We let $A$ be a nonempty bounded set and define $B=\{ x+k\mid x \in A\}$, where $k$ is a fixed real number.

I’m trying to show that $\operatorname{glb}B = \operatorname{glb}A + k$.

Solutions Collecting From Web of "Greatest lower bound of $\{x+k\mid x\in A\}$"

Since ${\sf glb}(A)$ is a lower bound for $A$, ${\sf glb}(A)+k$ is a lower bound for $A+k$. As ${\sf glb}(B)$ is the greatest of those lower bounds, we deduce

$${\sf glb }(A)+k \leq {\sf glb }(A+k) \tag{1}$$
.
Replacing $(A,k)$ with $(A+k,-k)$, we also have

$${\sf glb }(A+k)-k \leq {\sf glb }(A) \tag{2}$$

Then (1) and (2) give that ${\sf glb }(A+k)={\sf glb }(A)+k$ as wished.

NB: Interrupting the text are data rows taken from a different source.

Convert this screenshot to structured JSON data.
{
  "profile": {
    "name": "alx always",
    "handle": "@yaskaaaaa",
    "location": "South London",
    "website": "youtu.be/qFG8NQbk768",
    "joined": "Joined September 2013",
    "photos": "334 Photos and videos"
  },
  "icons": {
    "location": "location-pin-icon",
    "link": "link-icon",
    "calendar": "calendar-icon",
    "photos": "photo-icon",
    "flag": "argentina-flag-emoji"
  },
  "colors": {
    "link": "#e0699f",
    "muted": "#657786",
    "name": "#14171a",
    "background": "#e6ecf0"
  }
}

Let $a := \operatorname{inf} A$. For any $y \in A$ then $y \geq a$, and so $y + k \geq a + k : = b$. By definition of $B$, $b$ is thus a lower bound for $B$. Assume there is a larger lower bound for $B$, which means a $c$ such that for all $z \in B, z \geq c > b$. Then $a + k = b < c \leq z = y + k$, $y$ any element of $A$ as the sets $A$ and $B$ are related through a bijection $B = A + k$ (any translation is a bijection), and the inequality holds for any $z \in B$.  But then $y + k \geq c > a + k$ for all $y \in A$ implies $y \geq c -k > a$ for all of $A$, which contradicts the definition of $a$. So $b$ is the greatest lower bound of $B$.